(App and web page records)
------------------------------------------------------------
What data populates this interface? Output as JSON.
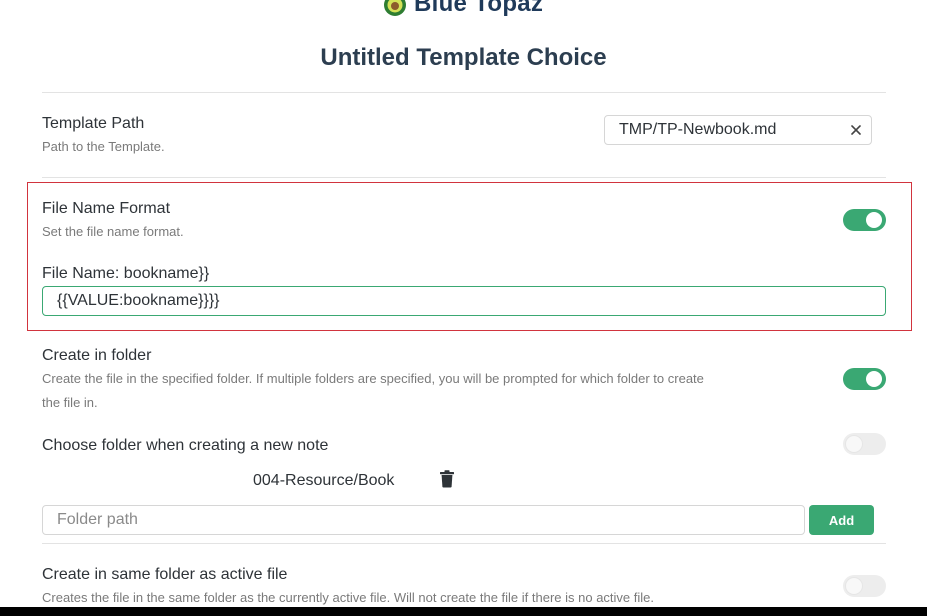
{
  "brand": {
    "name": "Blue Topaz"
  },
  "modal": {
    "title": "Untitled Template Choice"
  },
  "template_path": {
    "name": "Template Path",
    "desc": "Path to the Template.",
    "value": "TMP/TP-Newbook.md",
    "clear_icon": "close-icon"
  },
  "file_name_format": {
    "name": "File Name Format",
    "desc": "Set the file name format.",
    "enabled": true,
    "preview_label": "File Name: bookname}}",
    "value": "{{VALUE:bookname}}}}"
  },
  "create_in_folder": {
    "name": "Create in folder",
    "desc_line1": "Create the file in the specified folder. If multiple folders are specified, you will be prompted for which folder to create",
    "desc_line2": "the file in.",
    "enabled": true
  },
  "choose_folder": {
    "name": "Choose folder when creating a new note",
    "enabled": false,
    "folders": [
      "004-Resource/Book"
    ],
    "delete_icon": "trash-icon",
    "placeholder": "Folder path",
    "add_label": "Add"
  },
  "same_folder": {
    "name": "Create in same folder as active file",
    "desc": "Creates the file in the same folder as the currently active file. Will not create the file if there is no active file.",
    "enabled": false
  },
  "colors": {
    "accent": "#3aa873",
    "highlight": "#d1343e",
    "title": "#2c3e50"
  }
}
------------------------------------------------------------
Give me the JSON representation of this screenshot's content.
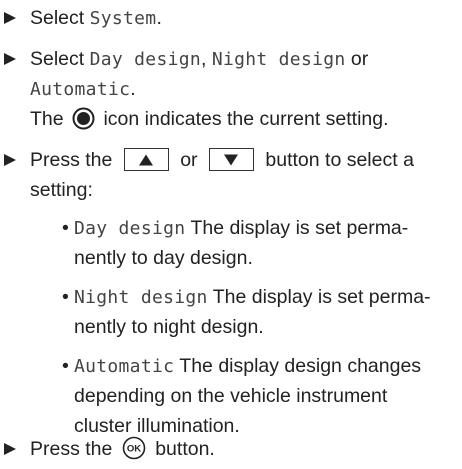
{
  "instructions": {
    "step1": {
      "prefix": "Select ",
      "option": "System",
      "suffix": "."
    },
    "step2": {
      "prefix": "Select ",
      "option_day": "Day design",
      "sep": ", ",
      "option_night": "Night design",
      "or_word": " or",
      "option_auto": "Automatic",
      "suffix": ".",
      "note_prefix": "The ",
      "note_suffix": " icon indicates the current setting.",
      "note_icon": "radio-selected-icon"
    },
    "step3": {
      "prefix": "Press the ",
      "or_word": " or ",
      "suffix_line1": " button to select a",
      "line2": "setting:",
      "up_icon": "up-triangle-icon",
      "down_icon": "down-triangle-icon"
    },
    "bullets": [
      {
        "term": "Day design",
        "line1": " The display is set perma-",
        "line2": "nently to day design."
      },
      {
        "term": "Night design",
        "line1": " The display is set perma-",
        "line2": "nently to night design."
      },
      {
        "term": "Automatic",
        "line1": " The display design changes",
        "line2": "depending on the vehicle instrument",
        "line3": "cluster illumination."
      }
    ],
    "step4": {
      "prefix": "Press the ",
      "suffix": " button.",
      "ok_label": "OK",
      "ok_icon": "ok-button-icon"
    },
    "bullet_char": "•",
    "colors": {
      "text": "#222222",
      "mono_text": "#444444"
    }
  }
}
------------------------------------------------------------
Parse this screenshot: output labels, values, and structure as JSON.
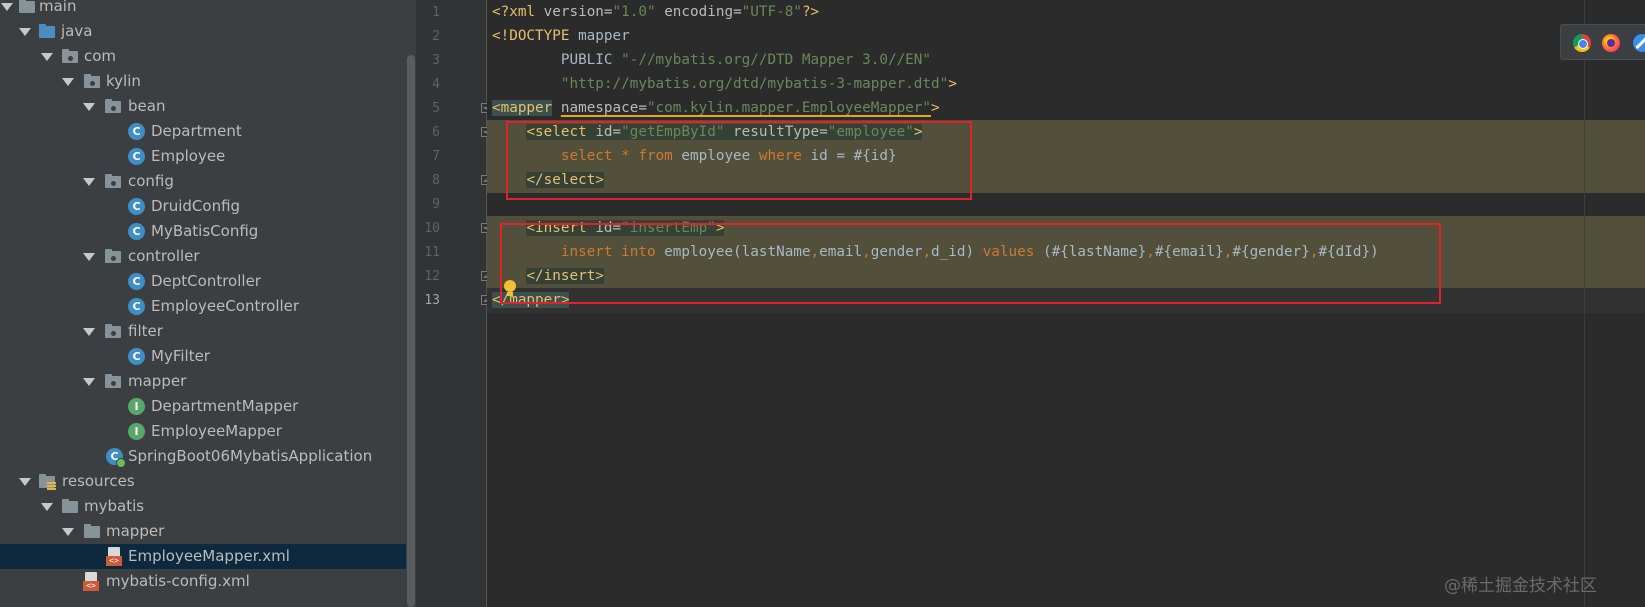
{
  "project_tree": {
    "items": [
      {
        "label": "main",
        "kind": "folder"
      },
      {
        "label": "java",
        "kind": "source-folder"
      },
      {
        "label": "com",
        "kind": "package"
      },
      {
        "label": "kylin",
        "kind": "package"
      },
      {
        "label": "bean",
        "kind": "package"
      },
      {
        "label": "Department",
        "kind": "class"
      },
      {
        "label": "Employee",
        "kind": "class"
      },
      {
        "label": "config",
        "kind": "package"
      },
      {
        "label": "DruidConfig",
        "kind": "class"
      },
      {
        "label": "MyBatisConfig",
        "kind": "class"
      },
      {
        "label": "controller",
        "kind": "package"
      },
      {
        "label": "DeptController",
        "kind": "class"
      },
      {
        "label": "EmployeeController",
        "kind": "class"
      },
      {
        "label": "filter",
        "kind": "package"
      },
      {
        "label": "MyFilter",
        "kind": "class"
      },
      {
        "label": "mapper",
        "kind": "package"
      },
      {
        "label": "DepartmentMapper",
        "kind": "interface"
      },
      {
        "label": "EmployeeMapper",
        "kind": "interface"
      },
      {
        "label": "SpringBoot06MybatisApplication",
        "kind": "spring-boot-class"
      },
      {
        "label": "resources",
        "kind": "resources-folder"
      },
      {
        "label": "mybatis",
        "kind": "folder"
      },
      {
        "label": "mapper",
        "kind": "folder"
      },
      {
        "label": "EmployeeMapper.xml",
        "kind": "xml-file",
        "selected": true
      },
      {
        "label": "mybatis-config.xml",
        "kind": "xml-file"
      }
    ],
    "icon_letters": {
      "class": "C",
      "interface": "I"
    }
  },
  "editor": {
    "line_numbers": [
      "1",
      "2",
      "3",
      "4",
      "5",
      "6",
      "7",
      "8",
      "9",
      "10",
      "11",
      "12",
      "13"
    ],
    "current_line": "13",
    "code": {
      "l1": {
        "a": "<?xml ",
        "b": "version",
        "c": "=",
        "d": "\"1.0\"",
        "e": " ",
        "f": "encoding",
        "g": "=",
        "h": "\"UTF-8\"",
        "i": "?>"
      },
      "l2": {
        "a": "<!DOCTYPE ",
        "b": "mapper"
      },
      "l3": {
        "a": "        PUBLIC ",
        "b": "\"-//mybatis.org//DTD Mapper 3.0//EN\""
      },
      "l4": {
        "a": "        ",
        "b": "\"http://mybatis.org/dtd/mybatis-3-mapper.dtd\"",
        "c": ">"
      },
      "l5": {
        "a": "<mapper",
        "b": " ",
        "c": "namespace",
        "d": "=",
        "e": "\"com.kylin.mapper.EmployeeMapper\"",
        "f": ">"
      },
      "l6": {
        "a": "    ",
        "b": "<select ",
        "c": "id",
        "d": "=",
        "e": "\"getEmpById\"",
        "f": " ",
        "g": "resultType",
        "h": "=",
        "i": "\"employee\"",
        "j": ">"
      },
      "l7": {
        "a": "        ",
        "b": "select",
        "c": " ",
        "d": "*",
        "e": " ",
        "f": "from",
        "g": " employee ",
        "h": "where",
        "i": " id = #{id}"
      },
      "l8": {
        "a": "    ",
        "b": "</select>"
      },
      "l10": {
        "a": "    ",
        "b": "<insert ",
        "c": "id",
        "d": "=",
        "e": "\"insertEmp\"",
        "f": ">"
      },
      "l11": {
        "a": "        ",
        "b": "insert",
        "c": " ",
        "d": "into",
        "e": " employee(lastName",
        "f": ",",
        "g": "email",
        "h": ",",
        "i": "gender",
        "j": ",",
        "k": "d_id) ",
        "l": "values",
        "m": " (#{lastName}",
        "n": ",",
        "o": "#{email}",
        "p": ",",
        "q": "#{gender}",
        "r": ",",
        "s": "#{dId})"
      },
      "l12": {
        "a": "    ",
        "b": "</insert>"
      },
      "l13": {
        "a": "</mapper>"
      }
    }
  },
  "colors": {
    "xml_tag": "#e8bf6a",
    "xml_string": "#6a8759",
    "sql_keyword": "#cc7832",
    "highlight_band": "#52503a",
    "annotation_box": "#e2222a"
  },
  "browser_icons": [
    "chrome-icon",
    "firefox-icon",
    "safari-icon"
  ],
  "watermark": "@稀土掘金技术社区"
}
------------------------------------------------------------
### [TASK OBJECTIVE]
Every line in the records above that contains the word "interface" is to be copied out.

### [PROBLEM SOLUTION]
What data populates this interface? Output as JSON.
        "kind": "interface"
        "kind": "interface"
      "interface": "I"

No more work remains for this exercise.